TASK TO COMPLETE:
Scan the entries for the word "title". Every line that has it should be copied.

[TASK INPUTS — start]

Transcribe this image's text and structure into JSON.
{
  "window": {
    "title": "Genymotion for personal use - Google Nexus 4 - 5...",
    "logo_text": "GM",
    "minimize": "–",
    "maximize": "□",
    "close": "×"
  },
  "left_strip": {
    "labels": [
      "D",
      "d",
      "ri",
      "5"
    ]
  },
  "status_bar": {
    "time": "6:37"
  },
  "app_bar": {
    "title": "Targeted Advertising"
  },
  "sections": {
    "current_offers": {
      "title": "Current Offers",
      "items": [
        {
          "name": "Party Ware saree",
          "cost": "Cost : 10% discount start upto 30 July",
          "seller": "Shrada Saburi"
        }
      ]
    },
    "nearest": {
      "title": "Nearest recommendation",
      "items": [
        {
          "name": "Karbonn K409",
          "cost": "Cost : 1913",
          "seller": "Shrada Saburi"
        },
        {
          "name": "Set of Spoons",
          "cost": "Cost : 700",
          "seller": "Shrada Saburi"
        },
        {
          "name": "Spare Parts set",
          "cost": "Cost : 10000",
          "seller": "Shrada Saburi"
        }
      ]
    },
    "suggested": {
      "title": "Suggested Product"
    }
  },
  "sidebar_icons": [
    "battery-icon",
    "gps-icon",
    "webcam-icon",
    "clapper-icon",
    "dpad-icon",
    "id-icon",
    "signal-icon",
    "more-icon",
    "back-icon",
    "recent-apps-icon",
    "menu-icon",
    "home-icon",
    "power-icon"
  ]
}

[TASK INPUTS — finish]

SOLUTION:
    "title": "Genymotion for personal use - Google Nexus 4 - 5...",
    "title": "Targeted Advertising"
      "title": "Current Offers",
      "title": "Nearest recommendation",
      "title": "Suggested Product"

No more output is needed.